The answer must be the number of lines in the listing below that contain "this", and nothing else.
SUPPLIED DATA Start Marker
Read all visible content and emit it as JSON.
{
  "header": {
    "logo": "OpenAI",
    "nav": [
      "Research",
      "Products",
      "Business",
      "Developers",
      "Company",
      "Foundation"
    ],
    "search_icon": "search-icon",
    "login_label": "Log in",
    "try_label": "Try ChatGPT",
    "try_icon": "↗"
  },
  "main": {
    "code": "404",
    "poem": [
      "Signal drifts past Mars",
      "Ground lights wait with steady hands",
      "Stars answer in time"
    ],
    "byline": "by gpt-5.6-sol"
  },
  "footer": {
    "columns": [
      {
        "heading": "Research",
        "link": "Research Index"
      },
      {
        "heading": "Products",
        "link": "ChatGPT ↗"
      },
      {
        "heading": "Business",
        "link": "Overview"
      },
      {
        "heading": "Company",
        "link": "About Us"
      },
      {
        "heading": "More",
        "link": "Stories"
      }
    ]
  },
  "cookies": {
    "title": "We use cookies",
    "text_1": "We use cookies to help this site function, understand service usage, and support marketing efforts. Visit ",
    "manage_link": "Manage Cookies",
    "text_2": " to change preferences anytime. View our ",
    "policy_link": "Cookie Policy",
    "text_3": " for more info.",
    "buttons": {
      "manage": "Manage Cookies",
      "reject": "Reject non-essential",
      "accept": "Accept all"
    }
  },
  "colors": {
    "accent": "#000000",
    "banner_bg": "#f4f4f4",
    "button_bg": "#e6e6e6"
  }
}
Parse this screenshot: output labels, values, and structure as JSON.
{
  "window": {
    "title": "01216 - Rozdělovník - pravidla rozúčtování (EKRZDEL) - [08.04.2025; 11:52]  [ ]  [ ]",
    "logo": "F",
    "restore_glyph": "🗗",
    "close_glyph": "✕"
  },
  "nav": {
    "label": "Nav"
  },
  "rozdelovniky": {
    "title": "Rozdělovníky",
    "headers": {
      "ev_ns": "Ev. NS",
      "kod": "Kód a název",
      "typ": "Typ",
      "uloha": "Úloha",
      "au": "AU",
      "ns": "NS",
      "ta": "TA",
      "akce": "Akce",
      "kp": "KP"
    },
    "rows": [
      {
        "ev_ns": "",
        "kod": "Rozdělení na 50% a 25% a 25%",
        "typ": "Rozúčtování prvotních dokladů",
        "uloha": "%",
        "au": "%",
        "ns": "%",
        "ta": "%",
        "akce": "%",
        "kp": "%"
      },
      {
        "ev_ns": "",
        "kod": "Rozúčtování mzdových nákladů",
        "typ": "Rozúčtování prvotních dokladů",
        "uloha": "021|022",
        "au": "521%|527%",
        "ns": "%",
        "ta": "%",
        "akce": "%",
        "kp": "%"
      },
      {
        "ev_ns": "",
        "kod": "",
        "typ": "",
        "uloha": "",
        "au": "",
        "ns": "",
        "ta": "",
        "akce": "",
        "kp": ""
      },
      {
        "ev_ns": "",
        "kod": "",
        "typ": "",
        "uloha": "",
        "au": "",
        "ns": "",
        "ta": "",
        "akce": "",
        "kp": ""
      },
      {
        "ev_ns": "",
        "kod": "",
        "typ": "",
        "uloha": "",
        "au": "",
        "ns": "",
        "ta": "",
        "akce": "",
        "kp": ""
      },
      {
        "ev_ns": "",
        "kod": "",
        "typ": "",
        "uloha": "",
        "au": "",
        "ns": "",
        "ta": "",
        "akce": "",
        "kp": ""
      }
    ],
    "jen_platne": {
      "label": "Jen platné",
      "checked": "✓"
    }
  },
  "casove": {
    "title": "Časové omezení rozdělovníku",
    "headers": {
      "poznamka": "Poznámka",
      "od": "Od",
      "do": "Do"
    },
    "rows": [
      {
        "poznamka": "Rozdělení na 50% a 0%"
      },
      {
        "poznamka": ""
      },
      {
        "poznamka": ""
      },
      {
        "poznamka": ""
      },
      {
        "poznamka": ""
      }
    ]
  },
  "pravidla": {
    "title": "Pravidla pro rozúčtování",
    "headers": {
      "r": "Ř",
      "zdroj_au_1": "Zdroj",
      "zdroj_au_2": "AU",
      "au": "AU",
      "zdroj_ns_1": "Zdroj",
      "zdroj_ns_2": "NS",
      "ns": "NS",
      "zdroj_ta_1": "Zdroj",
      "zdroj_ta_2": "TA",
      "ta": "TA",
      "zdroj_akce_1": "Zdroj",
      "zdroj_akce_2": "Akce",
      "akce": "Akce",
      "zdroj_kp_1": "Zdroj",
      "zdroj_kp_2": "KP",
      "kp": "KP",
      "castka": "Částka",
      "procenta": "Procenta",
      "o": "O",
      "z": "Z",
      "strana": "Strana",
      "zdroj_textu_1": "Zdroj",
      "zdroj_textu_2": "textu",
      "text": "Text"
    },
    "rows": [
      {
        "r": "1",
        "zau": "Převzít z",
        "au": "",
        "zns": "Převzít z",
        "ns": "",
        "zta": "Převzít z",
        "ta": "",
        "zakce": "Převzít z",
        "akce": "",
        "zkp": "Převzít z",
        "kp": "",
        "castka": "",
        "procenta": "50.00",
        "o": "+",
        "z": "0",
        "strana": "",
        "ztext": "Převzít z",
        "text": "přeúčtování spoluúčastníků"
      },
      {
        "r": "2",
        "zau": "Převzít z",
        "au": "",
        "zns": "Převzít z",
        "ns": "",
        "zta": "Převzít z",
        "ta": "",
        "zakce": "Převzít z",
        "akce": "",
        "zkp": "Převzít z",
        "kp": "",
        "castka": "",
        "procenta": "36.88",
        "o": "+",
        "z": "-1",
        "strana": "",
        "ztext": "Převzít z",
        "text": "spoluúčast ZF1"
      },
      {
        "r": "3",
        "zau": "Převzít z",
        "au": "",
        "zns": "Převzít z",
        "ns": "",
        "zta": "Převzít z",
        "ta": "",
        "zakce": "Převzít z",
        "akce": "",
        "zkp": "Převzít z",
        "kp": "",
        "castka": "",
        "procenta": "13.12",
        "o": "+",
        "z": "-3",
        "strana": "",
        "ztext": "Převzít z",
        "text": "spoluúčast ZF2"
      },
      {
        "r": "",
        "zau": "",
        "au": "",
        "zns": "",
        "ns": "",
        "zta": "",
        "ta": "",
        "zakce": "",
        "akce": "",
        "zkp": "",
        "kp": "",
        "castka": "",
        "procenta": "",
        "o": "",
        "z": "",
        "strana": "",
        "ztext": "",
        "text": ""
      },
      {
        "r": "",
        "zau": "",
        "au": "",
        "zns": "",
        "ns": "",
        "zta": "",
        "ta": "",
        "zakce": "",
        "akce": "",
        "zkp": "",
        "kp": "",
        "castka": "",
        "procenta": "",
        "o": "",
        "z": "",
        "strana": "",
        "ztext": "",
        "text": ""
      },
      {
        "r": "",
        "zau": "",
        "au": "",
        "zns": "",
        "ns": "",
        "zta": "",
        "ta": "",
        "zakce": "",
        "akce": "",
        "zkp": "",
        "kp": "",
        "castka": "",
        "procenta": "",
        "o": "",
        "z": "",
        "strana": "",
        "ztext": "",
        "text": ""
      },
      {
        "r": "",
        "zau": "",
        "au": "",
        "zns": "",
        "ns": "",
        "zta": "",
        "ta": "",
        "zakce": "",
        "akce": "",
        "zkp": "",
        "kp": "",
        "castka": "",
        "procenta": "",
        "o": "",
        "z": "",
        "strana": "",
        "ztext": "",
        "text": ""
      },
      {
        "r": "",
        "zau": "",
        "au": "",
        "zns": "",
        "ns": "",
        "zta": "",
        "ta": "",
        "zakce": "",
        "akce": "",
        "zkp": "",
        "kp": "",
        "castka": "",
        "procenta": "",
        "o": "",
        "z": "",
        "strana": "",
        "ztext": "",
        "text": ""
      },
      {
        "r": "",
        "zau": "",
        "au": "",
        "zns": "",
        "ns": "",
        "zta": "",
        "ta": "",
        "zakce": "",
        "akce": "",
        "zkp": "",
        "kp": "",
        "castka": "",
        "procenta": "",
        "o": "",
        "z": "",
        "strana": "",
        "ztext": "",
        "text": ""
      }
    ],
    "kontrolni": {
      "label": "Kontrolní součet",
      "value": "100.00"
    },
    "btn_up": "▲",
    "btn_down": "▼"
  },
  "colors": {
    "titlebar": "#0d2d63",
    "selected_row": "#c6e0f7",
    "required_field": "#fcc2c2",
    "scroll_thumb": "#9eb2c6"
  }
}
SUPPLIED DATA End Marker
§ **ANSWER BOX**
2